“Crystal City,” otherwise known as “Crystal Heights,” is described by The Frank Lloyd Wright Foundation as "an example of mixed-use development decades ahead of its time." Designed in the late 1940s, the development was originally intended to take up the undeveloped tracts of the Oak Lawn estate in Washington D.C, with a master plan that includes a hotel, apartment buildings, a shopping center, and a 1000-seat theater — a variety of uses which were almost unheard of at the time. The series of towers were linked together in a U shape, rising between 16 to 18 stories. However, due to conflicts with D.C. zoning laws, Wright’s vision was never realized. 



National Life Insurance Building

Another unactualized skyscraper for Chicago, Wright’s 1923 design for The National Life Insurance Building was a 25-story glass tower comprising four identical wings clad with copper panels.
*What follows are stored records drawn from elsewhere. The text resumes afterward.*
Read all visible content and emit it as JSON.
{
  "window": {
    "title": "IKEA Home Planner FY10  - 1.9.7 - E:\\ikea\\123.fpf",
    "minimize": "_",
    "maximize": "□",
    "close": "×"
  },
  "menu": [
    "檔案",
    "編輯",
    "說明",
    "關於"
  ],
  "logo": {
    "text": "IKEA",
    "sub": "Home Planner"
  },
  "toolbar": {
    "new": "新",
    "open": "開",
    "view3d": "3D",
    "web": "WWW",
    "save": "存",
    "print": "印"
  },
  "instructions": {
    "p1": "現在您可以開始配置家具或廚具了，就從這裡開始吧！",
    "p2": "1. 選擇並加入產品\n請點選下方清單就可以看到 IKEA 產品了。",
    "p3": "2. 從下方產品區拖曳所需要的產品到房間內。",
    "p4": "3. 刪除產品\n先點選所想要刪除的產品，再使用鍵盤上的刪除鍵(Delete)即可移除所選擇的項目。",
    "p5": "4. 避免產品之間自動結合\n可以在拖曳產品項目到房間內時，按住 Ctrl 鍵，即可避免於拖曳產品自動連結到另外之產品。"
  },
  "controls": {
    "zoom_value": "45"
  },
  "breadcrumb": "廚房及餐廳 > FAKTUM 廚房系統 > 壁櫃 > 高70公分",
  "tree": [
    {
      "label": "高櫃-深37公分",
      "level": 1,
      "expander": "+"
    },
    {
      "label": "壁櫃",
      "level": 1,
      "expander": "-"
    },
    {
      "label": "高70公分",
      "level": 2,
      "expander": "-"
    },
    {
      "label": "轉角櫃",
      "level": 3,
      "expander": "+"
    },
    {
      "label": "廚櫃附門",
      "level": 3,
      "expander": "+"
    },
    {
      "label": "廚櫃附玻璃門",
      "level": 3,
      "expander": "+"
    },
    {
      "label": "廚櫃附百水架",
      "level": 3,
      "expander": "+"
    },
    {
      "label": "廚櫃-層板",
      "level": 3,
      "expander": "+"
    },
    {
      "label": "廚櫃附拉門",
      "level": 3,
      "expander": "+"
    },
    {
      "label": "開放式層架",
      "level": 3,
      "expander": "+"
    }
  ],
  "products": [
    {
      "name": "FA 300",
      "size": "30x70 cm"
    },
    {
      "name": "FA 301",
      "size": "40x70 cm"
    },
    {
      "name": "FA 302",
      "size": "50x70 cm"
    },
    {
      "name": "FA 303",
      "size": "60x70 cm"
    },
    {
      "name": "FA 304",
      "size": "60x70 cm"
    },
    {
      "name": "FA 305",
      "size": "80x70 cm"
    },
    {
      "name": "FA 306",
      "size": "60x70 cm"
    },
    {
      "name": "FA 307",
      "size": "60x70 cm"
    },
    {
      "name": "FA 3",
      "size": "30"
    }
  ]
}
Not only does the building look incredibly futuristic for the 1920s, it is also innovative in the sense that the architect was able to combine historic revival details popular of that era with modern building techniques such as light curtain wall materials to maximize daylight and natural ventilation.


According to The Frank Lloyd Wright Foundation, Wright designed the building as a tribute to his mentor and influential architect, Louis Sullivan. "If given the opportunity, Wright might have followed Sullivan’s example of finding creative and organic solutions to advancing the possibilities of the steel frame," the foundation notes.